Data records for software interfaces:
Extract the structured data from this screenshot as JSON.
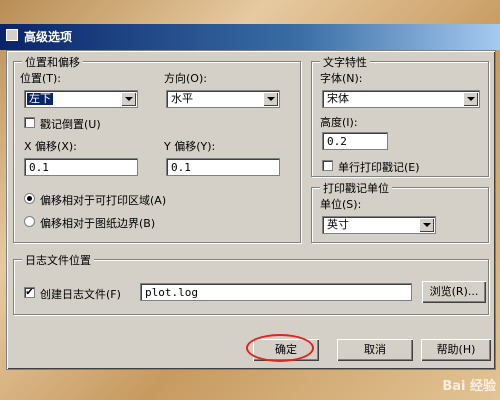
{
  "window": {
    "title": "高级选项"
  },
  "position_group": {
    "title": "位置和偏移",
    "position_label": "位置(T):",
    "position_value": "左下",
    "direction_label": "方向(O):",
    "direction_value": "水平",
    "invert_label": "戳记倒置(U)",
    "x_offset_label": "X 偏移(X):",
    "x_offset_value": "0.1",
    "y_offset_label": "Y 偏移(Y):",
    "y_offset_value": "0.1",
    "radio_printable": "偏移相对于可打印区域(A)",
    "radio_border": "偏移相对于图纸边界(B)"
  },
  "text_group": {
    "title": "文字特性",
    "font_label": "字体(N):",
    "font_value": "宋体",
    "height_label": "高度(I):",
    "height_value": "0.2",
    "single_line_label": "单行打印戳记(E)"
  },
  "units_group": {
    "title": "打印戳记单位",
    "units_label": "单位(S):",
    "units_value": "英寸"
  },
  "log_group": {
    "title": "日志文件位置",
    "create_label": "创建日志文件(F)",
    "file_value": "plot.log",
    "browse_label": "浏览(R)..."
  },
  "buttons": {
    "ok": "确定",
    "cancel": "取消",
    "help": "帮助(H)"
  },
  "watermark": "Bai 经验"
}
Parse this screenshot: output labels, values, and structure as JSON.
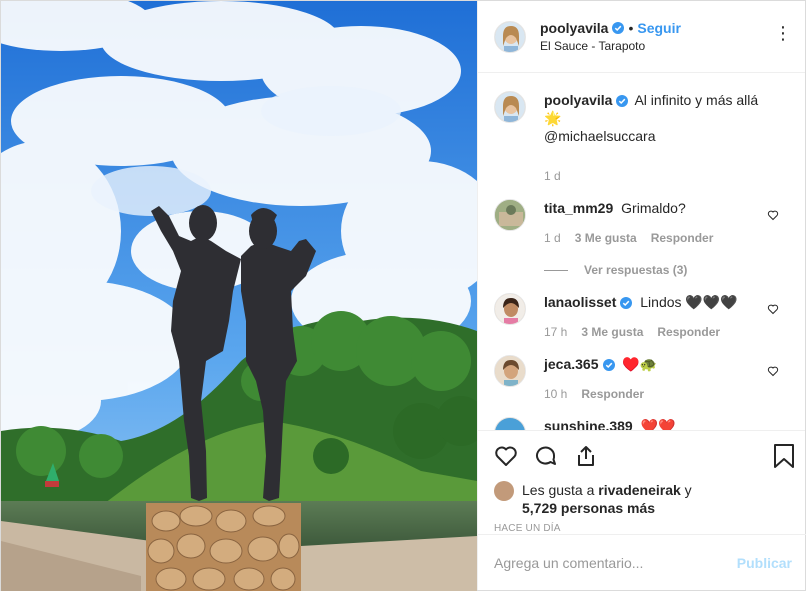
{
  "post": {
    "username": "poolyavila",
    "separator": "•",
    "follow_label": "Seguir",
    "location": "El Sauce - Tarapoto",
    "more_label": "•••"
  },
  "caption": {
    "username": "poolyavila",
    "text": "Al infinito y más allá 🌟",
    "mention": "@michaelsuccara",
    "time": "1 d"
  },
  "comments": [
    {
      "username": "tita_mm29",
      "text": "Grimaldo?",
      "time": "1 d",
      "likes": "3 Me gusta",
      "reply": "Responder",
      "view_replies": "Ver respuestas (3)"
    },
    {
      "username": "lanaolisset",
      "text": "Lindos 🖤🖤🖤",
      "time": "17 h",
      "likes": "3 Me gusta",
      "reply": "Responder"
    },
    {
      "username": "jeca.365",
      "text": "♥️🐢",
      "time": "10 h",
      "reply": "Responder"
    },
    {
      "username": "sunshine.389",
      "text": "❤️❤️"
    }
  ],
  "likes": {
    "prefix": "Les gusta a",
    "user": "rivadeneirak",
    "conj": "y",
    "count": "5,729 personas más"
  },
  "time_ago": "HACE UN DÍA",
  "add_comment": {
    "placeholder": "Agrega un comentario...",
    "publish": "Publicar"
  },
  "colors": {
    "accent": "#3897f0",
    "publish_disabled": "#b2dffc",
    "muted": "#999999",
    "verified": "#3897f0"
  },
  "icons": [
    "heart-icon",
    "comment-icon",
    "share-icon",
    "bookmark-icon",
    "verified-icon",
    "more-icon"
  ]
}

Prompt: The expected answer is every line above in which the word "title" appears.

Solution to this exercise:
    "title": "高级选项"
    "title": "位置和偏移",
    "title": "文字特性",
    "title": "打印戳记单位",
    "title": "日志文件位置",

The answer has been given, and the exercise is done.